(Beginning of SUPPLIED ENTRIES)

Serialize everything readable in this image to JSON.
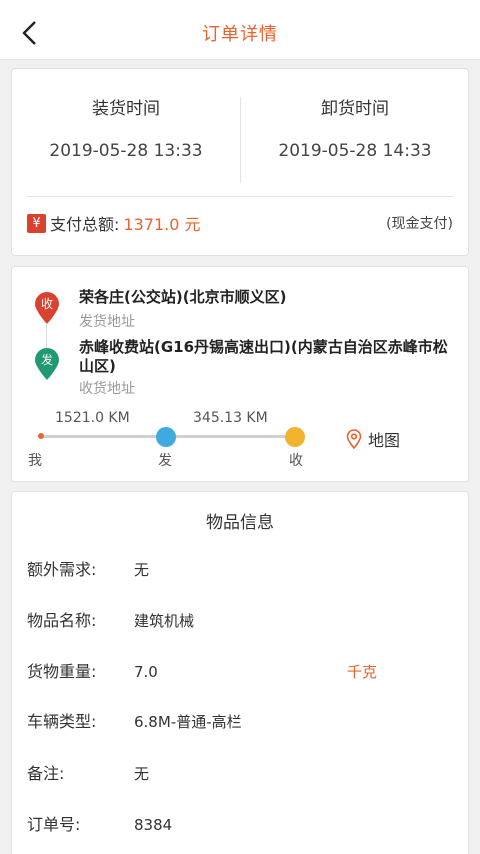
{
  "header": {
    "title": "订单详情"
  },
  "times": {
    "load_label": "装货时间",
    "load_value": "2019-05-28 13:33",
    "unload_label": "卸货时间",
    "unload_value": "2019-05-28 14:33"
  },
  "payment": {
    "icon_glyph": "¥",
    "label": "支付总额:",
    "amount": "1371.0 元",
    "method": "(现金支付)"
  },
  "route": {
    "receive": {
      "pin_text": "收",
      "pin_color": "#d9422e",
      "address": "荣各庄(公交站)(北京市顺义区)",
      "sub": "发货地址"
    },
    "send": {
      "pin_text": "发",
      "pin_color": "#1f9a6e",
      "address": "赤峰收费站(G16丹锡高速出口)(内蒙古自治区赤峰市松山区)",
      "sub": "收货地址"
    },
    "distance_1": "1521.0 KM",
    "distance_2": "345.13 KM",
    "point_me": "我",
    "point_fa": "发",
    "point_shou": "收",
    "map_label": "地图"
  },
  "goods": {
    "title": "物品信息",
    "rows": [
      {
        "label": "额外需求:",
        "value": "无"
      },
      {
        "label": "物品名称:",
        "value": "建筑机械"
      },
      {
        "label": "货物重量:",
        "value": "7.0",
        "unit": "千克"
      },
      {
        "label": "车辆类型:",
        "value": "6.8M-普通-高栏"
      },
      {
        "label": "备注:",
        "value": "无"
      },
      {
        "label": "订单号:",
        "value": "8384"
      }
    ]
  },
  "colors": {
    "accent": "#e8632f"
  }
}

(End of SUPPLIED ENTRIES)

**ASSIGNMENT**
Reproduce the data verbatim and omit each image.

**ANSWER AREA**
Serialize everything readable in this image to JSON.
{
  "header": {
    "title": "订单详情"
  },
  "times": {
    "load_label": "装货时间",
    "load_value": "2019-05-28 13:33",
    "unload_label": "卸货时间",
    "unload_value": "2019-05-28 14:33"
  },
  "payment": {
    "icon_glyph": "¥",
    "label": "支付总额:",
    "amount": "1371.0 元",
    "method": "(现金支付)"
  },
  "route": {
    "receive": {
      "pin_text": "收",
      "pin_color": "#d9422e",
      "address": "荣各庄(公交站)(北京市顺义区)",
      "sub": "发货地址"
    },
    "send": {
      "pin_text": "发",
      "pin_color": "#1f9a6e",
      "address": "赤峰收费站(G16丹锡高速出口)(内蒙古自治区赤峰市松山区)",
      "sub": "收货地址"
    },
    "distance_1": "1521.0 KM",
    "distance_2": "345.13 KM",
    "point_me": "我",
    "point_fa": "发",
    "point_shou": "收",
    "map_label": "地图"
  },
  "goods": {
    "title": "物品信息",
    "rows": [
      {
        "label": "额外需求:",
        "value": "无"
      },
      {
        "label": "物品名称:",
        "value": "建筑机械"
      },
      {
        "label": "货物重量:",
        "value": "7.0",
        "unit": "千克"
      },
      {
        "label": "车辆类型:",
        "value": "6.8M-普通-高栏"
      },
      {
        "label": "备注:",
        "value": "无"
      },
      {
        "label": "订单号:",
        "value": "8384"
      }
    ]
  },
  "colors": {
    "accent": "#e8632f"
  }
}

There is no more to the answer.